The discussion about “New Trends in Climate Policy and Law, and the Global Stocktake” was led by MEP Heidi Hautala. Hautala believes we should shift from making policies focused on short-term concerns, often influenced by election cycles, to crafting long-term policies. There are some high momentum issues like climate financing in the Global South. Questions arise regarding consumption, achieving Sustainable Development Goals (SDGs), encouraging private actions, and addressing resistance to regulations – all of which significant challenges. Additionally, dealing with climate refugees and adapting to issues like Himalayan ice melting should on the agenda. Kati Kulovesi (ACCC/UEF) presented the EU climate law post “Fit for 55” and discussed what comes next. Kulovesi pointed out that EU climate policy tends to prioritize goals and specific policies, but there’s a need to pay more attention to the quality of climate governance procedures. The challenge lies in making these policies more acceptable and have support for the transition toward climate neutrality. International fairness and equality in climate policy are also crucial aspects to consider. In Finland, there’s has been the 1st climate mitigation case where two non-governmental organizations (NGOs) argued that the Finnish Government was not adequately responding to climate laws. This case represents the first instance of such a climate-related legal challenge in Finland. Sami Paatero (ACCC/UH) introduced the Climate Analytics Finland and the new science based service for carbon removals verification system. Damien Meadows and Madelaine Tuininga from DG Clima and Trade participated in the discussions.
Anna Lintunen (ACCC/UH) moderated a discussion about the European Union’s policies on forests and agriculture within the global economy. Olli Tahvonen, also from ACCC/UH, explained how to calculate the cost of removing of carbon dioxide from the atmosphere. Tahvonen sees vast economic potential for forest owners in using forests as carbon sinks. However, the EU’s forest planning for the years 2021-2024 was quite confusing, as it did not recognize forests as valuable economic resources. The EU’s emission trading system has been successful after a learning period. During the discussion, we heard perspectives from MEP Nils Torvalds, Christian Holzleitner from DG CLIMA, and Astrid Schomaker from DG ENV. Carbon farming has both advantages and challenges. The benefits include increased removal of carbon dioxide from the atmosphere, which contributes to greater biodiversity and the preservation of natural environments. However, challenges revolve around cost-effectiveness, the availability of advisory services, and financing issues.

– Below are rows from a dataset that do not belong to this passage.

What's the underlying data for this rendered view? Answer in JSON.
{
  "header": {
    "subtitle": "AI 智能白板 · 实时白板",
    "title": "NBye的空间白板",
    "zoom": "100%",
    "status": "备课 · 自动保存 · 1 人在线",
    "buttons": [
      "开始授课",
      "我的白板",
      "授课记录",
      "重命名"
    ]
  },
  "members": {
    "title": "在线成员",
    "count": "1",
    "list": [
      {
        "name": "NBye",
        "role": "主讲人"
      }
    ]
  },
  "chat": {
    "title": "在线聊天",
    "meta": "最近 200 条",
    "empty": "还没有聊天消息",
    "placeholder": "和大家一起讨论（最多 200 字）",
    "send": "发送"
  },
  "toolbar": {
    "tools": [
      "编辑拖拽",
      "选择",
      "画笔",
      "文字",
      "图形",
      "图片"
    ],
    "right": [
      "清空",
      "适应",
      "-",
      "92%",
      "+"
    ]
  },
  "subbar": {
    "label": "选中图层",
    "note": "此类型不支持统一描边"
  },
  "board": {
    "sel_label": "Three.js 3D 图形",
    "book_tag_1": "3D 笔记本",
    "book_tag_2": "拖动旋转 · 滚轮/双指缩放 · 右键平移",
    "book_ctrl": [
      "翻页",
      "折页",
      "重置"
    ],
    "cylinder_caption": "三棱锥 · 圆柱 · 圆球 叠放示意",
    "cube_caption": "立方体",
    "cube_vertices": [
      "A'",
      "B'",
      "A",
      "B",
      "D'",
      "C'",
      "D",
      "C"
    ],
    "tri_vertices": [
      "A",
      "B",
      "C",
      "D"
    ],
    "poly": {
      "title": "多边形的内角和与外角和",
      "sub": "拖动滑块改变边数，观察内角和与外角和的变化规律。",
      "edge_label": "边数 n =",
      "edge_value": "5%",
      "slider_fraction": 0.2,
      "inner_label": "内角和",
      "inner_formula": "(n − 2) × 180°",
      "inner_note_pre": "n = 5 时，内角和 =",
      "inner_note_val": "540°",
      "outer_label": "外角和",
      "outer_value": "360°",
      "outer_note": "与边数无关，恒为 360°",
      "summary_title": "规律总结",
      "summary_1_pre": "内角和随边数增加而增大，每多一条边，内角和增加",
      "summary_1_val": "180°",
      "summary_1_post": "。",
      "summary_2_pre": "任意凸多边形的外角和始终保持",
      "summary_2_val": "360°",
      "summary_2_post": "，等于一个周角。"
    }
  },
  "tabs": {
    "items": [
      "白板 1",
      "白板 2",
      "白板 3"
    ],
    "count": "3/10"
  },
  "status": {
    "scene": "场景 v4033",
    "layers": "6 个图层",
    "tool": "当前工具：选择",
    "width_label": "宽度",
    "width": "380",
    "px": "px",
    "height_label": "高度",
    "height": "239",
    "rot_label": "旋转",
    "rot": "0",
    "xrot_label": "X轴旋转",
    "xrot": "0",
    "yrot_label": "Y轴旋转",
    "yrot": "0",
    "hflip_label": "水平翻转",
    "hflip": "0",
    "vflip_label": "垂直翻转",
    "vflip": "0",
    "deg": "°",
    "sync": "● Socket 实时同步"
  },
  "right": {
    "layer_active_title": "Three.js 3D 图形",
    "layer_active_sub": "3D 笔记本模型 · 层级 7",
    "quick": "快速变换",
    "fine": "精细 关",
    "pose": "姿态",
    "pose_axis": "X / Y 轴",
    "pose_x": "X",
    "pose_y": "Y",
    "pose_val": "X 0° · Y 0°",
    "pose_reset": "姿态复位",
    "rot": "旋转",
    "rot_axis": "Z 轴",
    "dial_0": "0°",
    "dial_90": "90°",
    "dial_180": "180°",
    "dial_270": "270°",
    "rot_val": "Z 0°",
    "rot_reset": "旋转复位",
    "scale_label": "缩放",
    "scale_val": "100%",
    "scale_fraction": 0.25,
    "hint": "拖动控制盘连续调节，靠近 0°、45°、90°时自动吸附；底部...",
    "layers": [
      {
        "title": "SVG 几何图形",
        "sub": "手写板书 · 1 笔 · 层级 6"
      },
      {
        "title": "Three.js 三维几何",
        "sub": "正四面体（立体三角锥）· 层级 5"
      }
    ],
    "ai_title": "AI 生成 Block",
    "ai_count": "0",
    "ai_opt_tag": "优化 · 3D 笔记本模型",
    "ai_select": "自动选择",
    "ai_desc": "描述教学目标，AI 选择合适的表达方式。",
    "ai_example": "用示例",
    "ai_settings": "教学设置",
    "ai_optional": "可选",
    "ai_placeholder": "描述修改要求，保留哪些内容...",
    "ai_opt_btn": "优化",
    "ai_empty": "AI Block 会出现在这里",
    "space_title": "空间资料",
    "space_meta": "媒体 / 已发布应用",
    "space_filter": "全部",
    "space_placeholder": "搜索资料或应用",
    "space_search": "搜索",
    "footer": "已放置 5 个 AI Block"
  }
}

ACCC delegation ACCC brochure_EU Parliament trip_18-19Sep2023_reduced